The San Diego Port Commission, a nonvoting member of SANDAG, operates Lindbergh Field. "SANDAG is charged with looking for a land-based airport," says Don Hillman, assistant port director, "but if they are unable to do that, then Floatport might become an option. The port commission is not charged with finding a new airport."
Joe Leary, president of Floatport Inc., says that the environmental impact of a floating airport is minor compared with a land-based airport.
"This project is one of the most environmentally benign projects there could be," he says. "First, you don't render uninhabitable about 20 square miles with concrete as you would with a land-based airport. People have a tendency to lump us with landfills, which are environmentally damaging. As for safety, no populations would exist under flight paths. When an air accident occurs, it's usually during landing and takeoff with damage to surrounding structures." Floatport proponents acknowledge that construc tion costs would be higher than a land-based airport. But when land-acquisition costs are considered too, Floatport is about equal in cost with an airport on land.

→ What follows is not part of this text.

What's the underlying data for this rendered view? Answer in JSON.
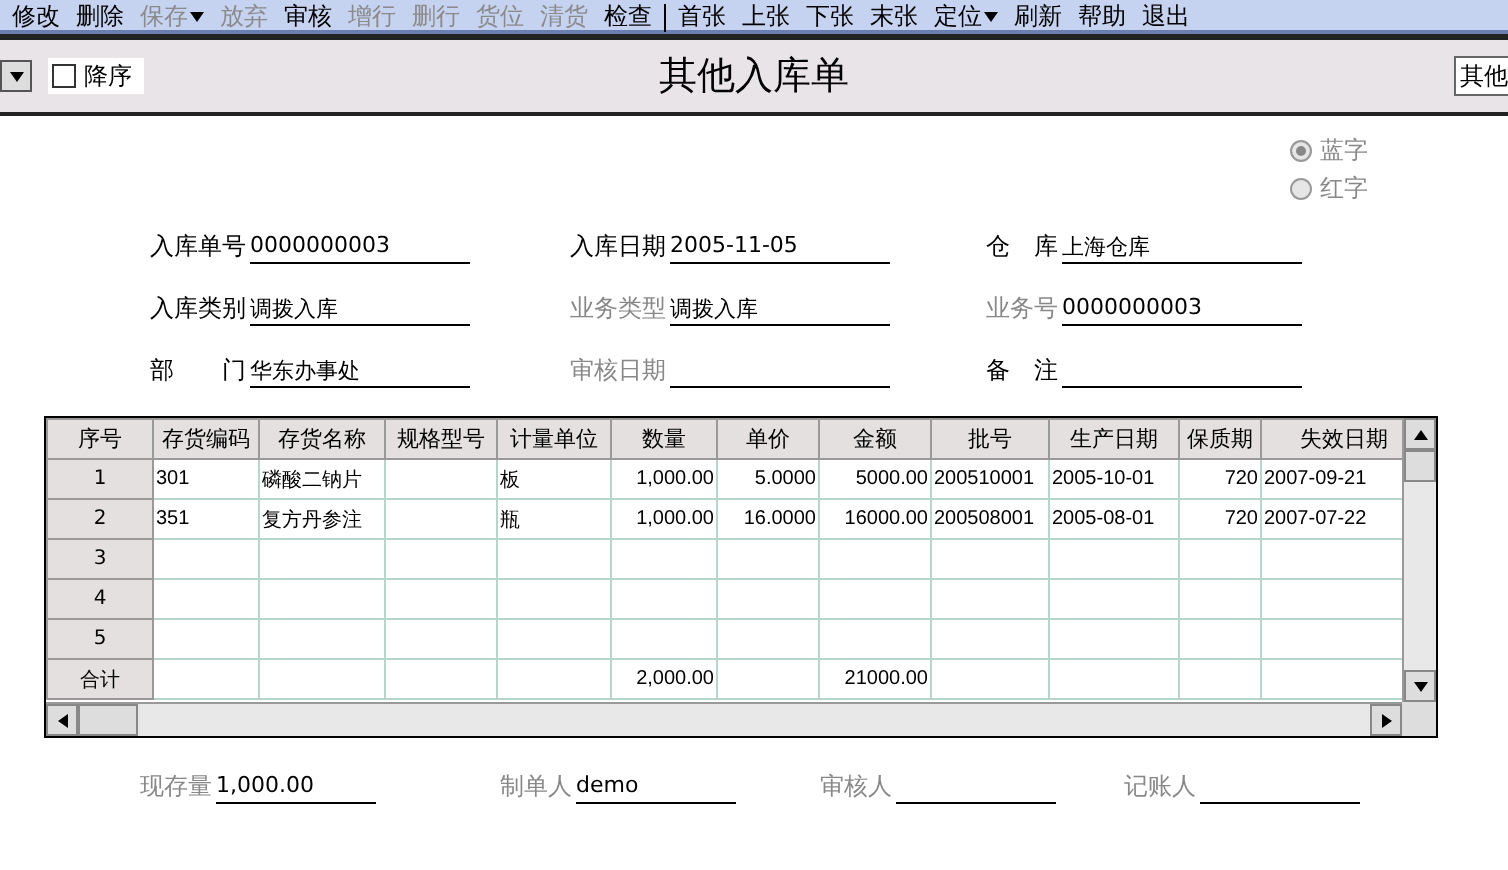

What gives Floatport some additional credence these days are offshore facilities being built in several countries.
Japan is building a 3,000-acre artificial island three miles offshore in Osaka Bay to service Kansai International Airport. In all, Japan has 20 offshore projects in various stages of planning and construction, including a nine-square-mile floating residential and commercial city known as Ocean Communications City, with a price tag of $200 billion.

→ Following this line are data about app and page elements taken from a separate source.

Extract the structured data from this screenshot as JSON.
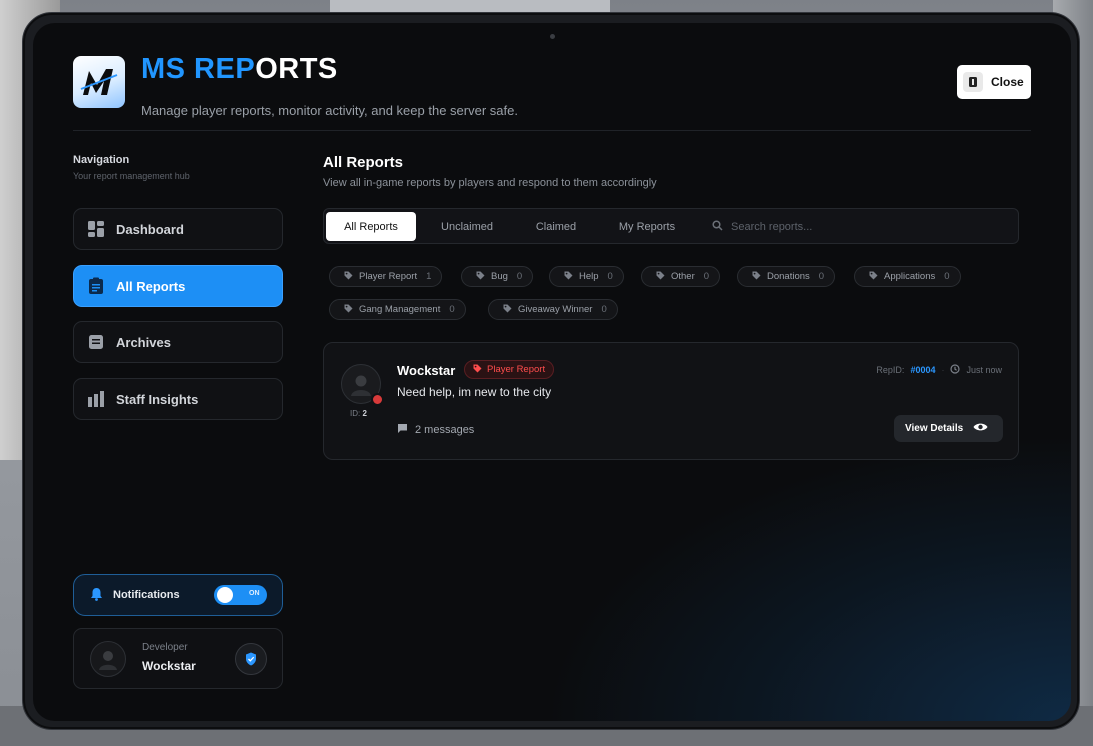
{
  "header": {
    "title_part1": "MS REP",
    "title_part2": "ORTS",
    "subtitle": "Manage player reports, monitor activity, and keep the server safe.",
    "close_label": "Close"
  },
  "sidebar": {
    "title": "Navigation",
    "subtitle": "Your report management hub",
    "items": [
      {
        "label": "Dashboard",
        "icon": "dashboard-icon",
        "active": false
      },
      {
        "label": "All Reports",
        "icon": "clipboard-icon",
        "active": true
      },
      {
        "label": "Archives",
        "icon": "archive-icon",
        "active": false
      },
      {
        "label": "Staff Insights",
        "icon": "bar-chart-icon",
        "active": false
      }
    ],
    "notifications": {
      "label": "Notifications",
      "toggle_label": "ON",
      "enabled": true
    },
    "profile": {
      "role": "Developer",
      "name": "Wockstar"
    }
  },
  "main": {
    "title": "All Reports",
    "subtitle": "View all in-game reports by players and respond to them accordingly",
    "tabs": [
      "All Reports",
      "Unclaimed",
      "Claimed",
      "My Reports"
    ],
    "active_tab": "All Reports",
    "search_placeholder": "Search reports...",
    "categories": [
      {
        "label": "Player Report",
        "count": "1"
      },
      {
        "label": "Bug",
        "count": "0"
      },
      {
        "label": "Help",
        "count": "0"
      },
      {
        "label": "Other",
        "count": "0"
      },
      {
        "label": "Donations",
        "count": "0"
      },
      {
        "label": "Applications",
        "count": "0"
      },
      {
        "label": "Gang Management",
        "count": "0"
      },
      {
        "label": "Giveaway Winner",
        "count": "0"
      }
    ],
    "reports": [
      {
        "player_name": "Wockstar",
        "player_id_label": "ID:",
        "player_id": "2",
        "category": "Player Report",
        "message": "Need help, im new to the city",
        "rep_id_label": "RepID:",
        "rep_id": "#0004",
        "time": "Just now",
        "messages_count": "2 messages",
        "view_label": "View Details"
      }
    ]
  },
  "colors": {
    "accent": "#1d8ff5",
    "danger": "#ff4d4d",
    "background": "#0b0c0e"
  }
}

Just above the Great Barrier Reef in Australia, the John Brewer Reef Floating Hotel has been built to withstand winds as high as 120 miles per hour. The structure measures 300 feet long by 90 feet wide. Anchored to the reef, the hotel is designed to rotate in strong winds, somewhat like a weather vane. There is also discussion by Honolulu officials and the University of Hawaii about the feasibility of an enormous floating structure three miles offshore that could include office buildings, condominiums, and other facilities. Officials say it could ease population pressures on Honolulu.

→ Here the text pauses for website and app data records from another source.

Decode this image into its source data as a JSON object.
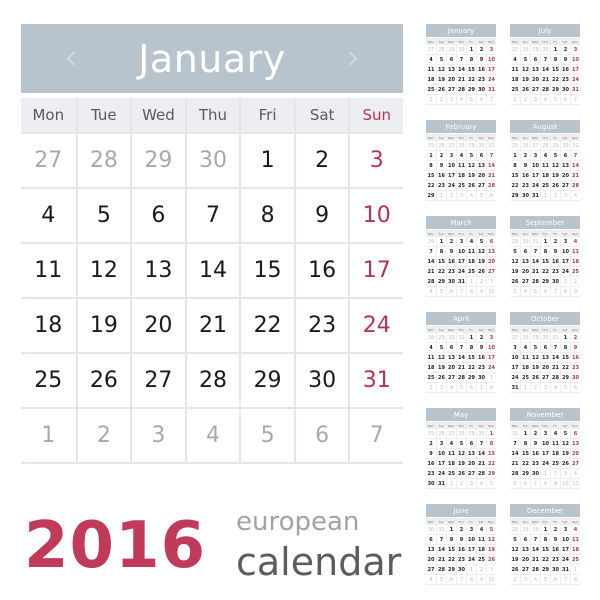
{
  "main": {
    "month": "January",
    "prev_icon": "chevron-left-icon",
    "next_icon": "chevron-right-icon",
    "weekdays": [
      "Mon",
      "Tue",
      "Wed",
      "Thu",
      "Fri",
      "Sat",
      "Sun"
    ],
    "weeks": [
      [
        {
          "d": "27",
          "o": true
        },
        {
          "d": "28",
          "o": true
        },
        {
          "d": "29",
          "o": true
        },
        {
          "d": "30",
          "o": true
        },
        {
          "d": "1"
        },
        {
          "d": "2"
        },
        {
          "d": "3"
        }
      ],
      [
        {
          "d": "4"
        },
        {
          "d": "5"
        },
        {
          "d": "6"
        },
        {
          "d": "7"
        },
        {
          "d": "8"
        },
        {
          "d": "9"
        },
        {
          "d": "10"
        }
      ],
      [
        {
          "d": "11"
        },
        {
          "d": "12"
        },
        {
          "d": "13"
        },
        {
          "d": "14"
        },
        {
          "d": "15"
        },
        {
          "d": "16"
        },
        {
          "d": "17"
        }
      ],
      [
        {
          "d": "18"
        },
        {
          "d": "19"
        },
        {
          "d": "20"
        },
        {
          "d": "21"
        },
        {
          "d": "22"
        },
        {
          "d": "23"
        },
        {
          "d": "24"
        }
      ],
      [
        {
          "d": "25"
        },
        {
          "d": "26"
        },
        {
          "d": "27"
        },
        {
          "d": "28"
        },
        {
          "d": "29"
        },
        {
          "d": "30"
        },
        {
          "d": "31"
        }
      ],
      [
        {
          "d": "1",
          "o": true
        },
        {
          "d": "2",
          "o": true
        },
        {
          "d": "3",
          "o": true
        },
        {
          "d": "4",
          "o": true
        },
        {
          "d": "5",
          "o": true
        },
        {
          "d": "6",
          "o": true
        },
        {
          "d": "7",
          "o": true
        }
      ]
    ]
  },
  "title": {
    "year": "2016",
    "line1": "european",
    "line2": "calendar"
  },
  "colors": {
    "accent": "#c23a5a",
    "sunday": "#b8324f",
    "header_bg": "#b7c3cd",
    "other_month": "#a9a9a9"
  },
  "mini_weekdays": [
    "Mon",
    "Tue",
    "Wed",
    "Thu",
    "Fri",
    "Sat",
    "Sun"
  ],
  "mini_months": [
    {
      "name": "January",
      "col": 0,
      "row": 0,
      "lead": [
        "27",
        "28",
        "29",
        "30"
      ],
      "days": 31
    },
    {
      "name": "February",
      "col": 0,
      "row": 1,
      "lead": [
        "25",
        "26",
        "27",
        "28",
        "29",
        "30",
        "31"
      ],
      "days": 29
    },
    {
      "name": "March",
      "col": 0,
      "row": 2,
      "lead": [
        "29"
      ],
      "days": 31
    },
    {
      "name": "April",
      "col": 0,
      "row": 3,
      "lead": [
        "28",
        "29",
        "30",
        "31"
      ],
      "days": 30
    },
    {
      "name": "May",
      "col": 0,
      "row": 4,
      "lead": [
        "25",
        "26",
        "27",
        "28",
        "29",
        "30"
      ],
      "days": 31
    },
    {
      "name": "June",
      "col": 0,
      "row": 5,
      "lead": [
        "30",
        "31"
      ],
      "days": 30
    },
    {
      "name": "July",
      "col": 1,
      "row": 0,
      "lead": [
        "27",
        "28",
        "29",
        "30"
      ],
      "days": 31
    },
    {
      "name": "August",
      "col": 1,
      "row": 1,
      "lead": [
        "25",
        "26",
        "27",
        "28",
        "29",
        "30",
        "31"
      ],
      "days": 31
    },
    {
      "name": "September",
      "col": 1,
      "row": 2,
      "lead": [
        "29",
        "30",
        "31"
      ],
      "days": 30
    },
    {
      "name": "October",
      "col": 1,
      "row": 3,
      "lead": [
        "27",
        "28",
        "29",
        "30",
        "31"
      ],
      "days": 31
    },
    {
      "name": "November",
      "col": 1,
      "row": 4,
      "lead": [
        "31"
      ],
      "days": 30
    },
    {
      "name": "December",
      "col": 1,
      "row": 5,
      "lead": [
        "28",
        "29",
        "30"
      ],
      "days": 31
    }
  ]
}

"Many scientists and engineers who have looked at Floatport," says Howard Blood, chairman of the National Ocean Research Exploration Center, a nonprofit marine research center in San Diego, "recognize its possibilities and engineering validity."
Walter Monk, an oceanographer at Scripps Oceanographic Institute, thinks Floatport is a "perfectly good, sensible idea" for San Diego or anywhere else. "Considering the cost of downtown real estate," he says, "and safety and noise factors, it is a very interesting idea. I think most people are so scared of trying anything that hasn't been done before. We wait until the Japanese do it. If we could get the United States Department of Defense to build one, then the city people would be more likely to have t he courage to consider it seriously."
For Floatport designer Innis, his 20-year wait has not broken his tenacity to see Floatport accomplished.
"I would say that we have an excellent chance of one of these being built somewhere in the world in the next eight to 10 years," he says. "San Diego is a natural for it because of all the universities and colleges here in the marine sciences. All we need are the politicians to take a serious look at this. If it is built here, people from all over the world will be pounding a path to this city to see what we have done and how it was done. But if it's built somewhere else, that's OK with me."